We need a common language for the internet of things

When someone tells me they have bought smart light bulbs, an Internet-connected pet cam, or any other Internet of Things (IoT) device, I always get an unsettled feeling in the pit of my stomach. They’re so excited about the affordances or their new IoT devices and apps, but I am skeptical about the privacy and security vulnerabilities. How do I have a conversation about these concerns without coming across as hyper paranoid? Perhaps the answer is that we aren’t quite ready to discuss these issues on a societal level.

Privacy and security advocates all over the world have been talking about the threats that IoT may pose to society – unless standards and regulations are put in place to help mitigate some of these risks. They champion that privacy and security should be built into design and should not come as an afterthought.

While I praise the work that advocates are doing, IoT devices are on the shelves right now and we need to be able to have conversations with everyday folk about what privacy and security risks look like in the digital economy. However, how can we have these conversations when we haven’t yet established understandable and common terms to discuss the nuances of privacy and security? Even the acronym of “IoT” in and of itself is not a commonly used term amongst most of my “less-techy” friends and family, which means I have to explain what it stands for and how it underpins other phrases such as “smart homes.”

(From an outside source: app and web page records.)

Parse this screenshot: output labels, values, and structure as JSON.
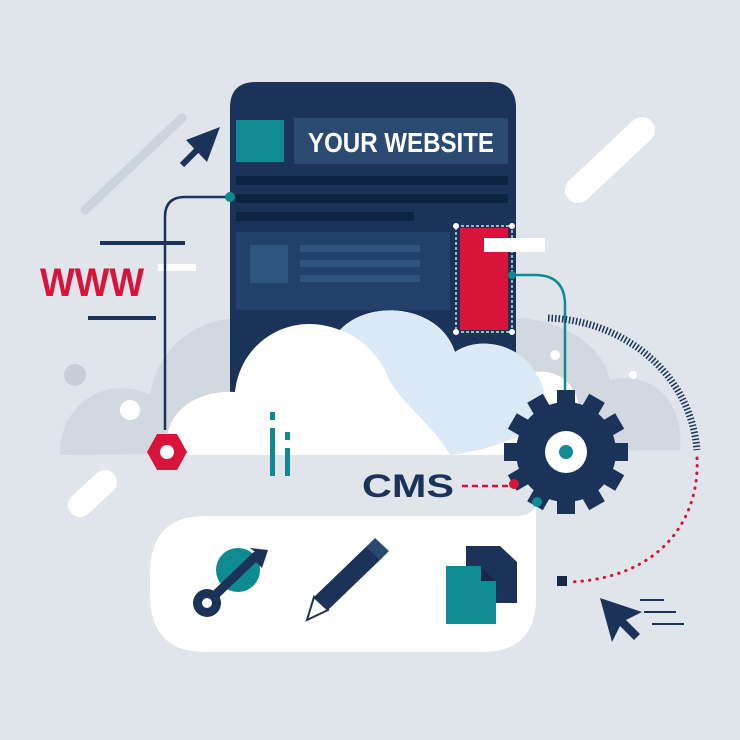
{
  "website_mockup": {
    "title": "YOUR WEBSITE"
  },
  "labels": {
    "www": "WWW",
    "cms": "CMS"
  },
  "toolbar": {
    "tools": [
      {
        "name": "wrench",
        "icon": "wrench-icon"
      },
      {
        "name": "pencil",
        "icon": "pencil-icon"
      },
      {
        "name": "files",
        "icon": "documents-icon"
      }
    ]
  },
  "icons": [
    "arrow-cursor-icon",
    "hex-nut-icon",
    "gear-icon",
    "info-icon",
    "mouse-pointer-icon"
  ],
  "colors": {
    "background": "#dfe5ea",
    "navy": "#1b3358",
    "navy_dark": "#16294a",
    "teal": "#0f8a93",
    "red": "#d9143a",
    "cloud": "#ffffff",
    "cloud_shade": "#dbe9f6",
    "panel_mid": "#2a4a72"
  }
}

Personal security, national security, and social privacy are already well understood, albeit the cultural contexts for each may be different across the globe. They are often defined by notions of harm posed to individuals and society, whether that is physical harm, psychological harm, or financial harm. In my current research I have identified a clear gap in people’s knowledge and vocabulary for talking about institutional privacy. (From “Privacy Concerns and Online Behaviour,” institutional privacy is “people’s uneasiness and fear that their data is used for unwanted purposes. Examples are unwanted, targeted ads on Facebook or political spying by the state. Compared with social privacy concerns, institutional privacy concerns are more abstract and less present inpeople’s daily lives.”) The potential consequences of data sharing, collection, and use are difficult to understand, for the feedback loop between the creation of data and an unintended consequence is often obfuscated.

Examples of unintended consequences:

  • A doorbell making your WiFi network vulnerable to being hacked/hackers
  • Hackers accessing baby monitors
  • Your smart TV potentially listening to all of your conversations

I like to call these instances unknown unknowns. We never expected these to happen, nor do we have the tools to be able to mitigate these risks. The line between cause and effect is not a direct path that we are allowed to see.

I recently listened to an interview with Cory Doctorow, a science fiction author and co-editor of Boing Boing, on the podcast Yale Privacy Lab, in which he spoke of exactly this. He referenced how we talk about the nuances of climate change from using language such as “global warming” to talking about CO2 and “all climate-related gases including methane.” He continues by saying that having this level of detail lends itself to better quality discussions of the issues across “a very broad section of the population which is necessarily for it to both have democratic legitimacy and chance of building a mass movement that we need to do something about it.”

So while we might not have the technical know-how to personally reduce the risks of privacy and security vulnerabilities, collective voices talking about these issues through commonly understood vocabulary is a start and it needs to happen now.

Get IoT smart!
Internet of Things (IoT), Privacy, Security, Trust